Start of Dataset excerpts

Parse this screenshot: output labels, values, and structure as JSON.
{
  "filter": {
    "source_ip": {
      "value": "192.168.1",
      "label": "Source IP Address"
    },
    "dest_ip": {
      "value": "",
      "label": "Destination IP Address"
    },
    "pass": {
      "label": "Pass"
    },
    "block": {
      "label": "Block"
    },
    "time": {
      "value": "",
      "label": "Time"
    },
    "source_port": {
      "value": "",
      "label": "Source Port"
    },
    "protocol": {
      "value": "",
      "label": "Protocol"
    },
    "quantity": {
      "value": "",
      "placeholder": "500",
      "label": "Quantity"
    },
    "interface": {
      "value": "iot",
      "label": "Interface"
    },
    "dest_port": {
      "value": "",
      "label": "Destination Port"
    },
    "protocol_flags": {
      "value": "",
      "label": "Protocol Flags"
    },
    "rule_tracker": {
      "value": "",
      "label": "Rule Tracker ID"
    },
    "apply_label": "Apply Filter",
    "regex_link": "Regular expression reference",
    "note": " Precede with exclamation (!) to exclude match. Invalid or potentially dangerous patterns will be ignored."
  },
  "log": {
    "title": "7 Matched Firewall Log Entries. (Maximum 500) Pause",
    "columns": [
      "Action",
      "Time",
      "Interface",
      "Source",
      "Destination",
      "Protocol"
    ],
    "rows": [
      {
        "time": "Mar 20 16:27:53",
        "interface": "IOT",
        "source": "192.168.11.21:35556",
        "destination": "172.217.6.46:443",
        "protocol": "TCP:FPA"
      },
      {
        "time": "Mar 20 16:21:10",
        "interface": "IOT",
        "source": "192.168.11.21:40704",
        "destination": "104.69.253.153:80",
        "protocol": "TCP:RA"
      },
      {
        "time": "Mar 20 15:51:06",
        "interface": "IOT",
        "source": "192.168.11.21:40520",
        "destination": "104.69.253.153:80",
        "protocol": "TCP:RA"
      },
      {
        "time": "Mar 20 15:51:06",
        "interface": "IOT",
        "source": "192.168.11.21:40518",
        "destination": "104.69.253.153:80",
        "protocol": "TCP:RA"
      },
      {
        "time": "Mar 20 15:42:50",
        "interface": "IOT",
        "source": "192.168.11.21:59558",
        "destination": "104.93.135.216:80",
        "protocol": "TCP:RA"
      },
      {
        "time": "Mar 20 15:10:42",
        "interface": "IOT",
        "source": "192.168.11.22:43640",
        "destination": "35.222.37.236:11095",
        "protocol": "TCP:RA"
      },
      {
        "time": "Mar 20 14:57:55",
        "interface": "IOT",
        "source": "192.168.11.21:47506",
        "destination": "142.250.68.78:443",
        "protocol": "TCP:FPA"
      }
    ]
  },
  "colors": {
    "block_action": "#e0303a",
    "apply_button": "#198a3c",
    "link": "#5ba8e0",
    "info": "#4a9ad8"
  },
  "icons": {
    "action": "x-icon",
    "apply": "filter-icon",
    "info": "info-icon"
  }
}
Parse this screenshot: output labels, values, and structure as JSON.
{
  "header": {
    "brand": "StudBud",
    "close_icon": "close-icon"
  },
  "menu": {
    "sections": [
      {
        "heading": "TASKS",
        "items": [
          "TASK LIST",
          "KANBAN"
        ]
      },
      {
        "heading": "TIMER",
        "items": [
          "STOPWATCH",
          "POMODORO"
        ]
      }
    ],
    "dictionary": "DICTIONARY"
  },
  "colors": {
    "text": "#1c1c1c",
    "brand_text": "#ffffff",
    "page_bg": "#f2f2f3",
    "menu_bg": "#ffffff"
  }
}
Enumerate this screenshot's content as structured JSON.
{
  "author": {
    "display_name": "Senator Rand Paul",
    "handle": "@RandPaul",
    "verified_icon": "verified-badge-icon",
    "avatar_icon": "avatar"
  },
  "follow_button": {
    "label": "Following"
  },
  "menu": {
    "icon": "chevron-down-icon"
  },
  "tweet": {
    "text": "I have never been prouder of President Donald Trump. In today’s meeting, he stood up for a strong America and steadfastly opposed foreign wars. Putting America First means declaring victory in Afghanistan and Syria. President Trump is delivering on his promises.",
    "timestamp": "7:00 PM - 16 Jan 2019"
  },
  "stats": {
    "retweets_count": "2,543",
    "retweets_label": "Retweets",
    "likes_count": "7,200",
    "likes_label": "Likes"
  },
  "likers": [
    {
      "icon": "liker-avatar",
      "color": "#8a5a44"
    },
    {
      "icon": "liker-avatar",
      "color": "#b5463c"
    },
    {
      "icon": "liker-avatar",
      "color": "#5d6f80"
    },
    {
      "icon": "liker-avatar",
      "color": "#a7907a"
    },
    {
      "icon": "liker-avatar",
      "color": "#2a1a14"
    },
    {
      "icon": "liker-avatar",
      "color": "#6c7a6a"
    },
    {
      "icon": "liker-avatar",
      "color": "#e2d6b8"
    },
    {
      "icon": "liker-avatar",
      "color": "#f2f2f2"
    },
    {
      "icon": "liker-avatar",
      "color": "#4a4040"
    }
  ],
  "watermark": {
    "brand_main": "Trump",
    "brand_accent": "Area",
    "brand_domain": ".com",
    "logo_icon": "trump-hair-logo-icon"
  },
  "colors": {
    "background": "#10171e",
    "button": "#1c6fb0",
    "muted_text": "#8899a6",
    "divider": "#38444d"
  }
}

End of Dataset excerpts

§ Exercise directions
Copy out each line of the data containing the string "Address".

§ Task output
      "label": "Source IP Address"
      "label": "Destination IP Address"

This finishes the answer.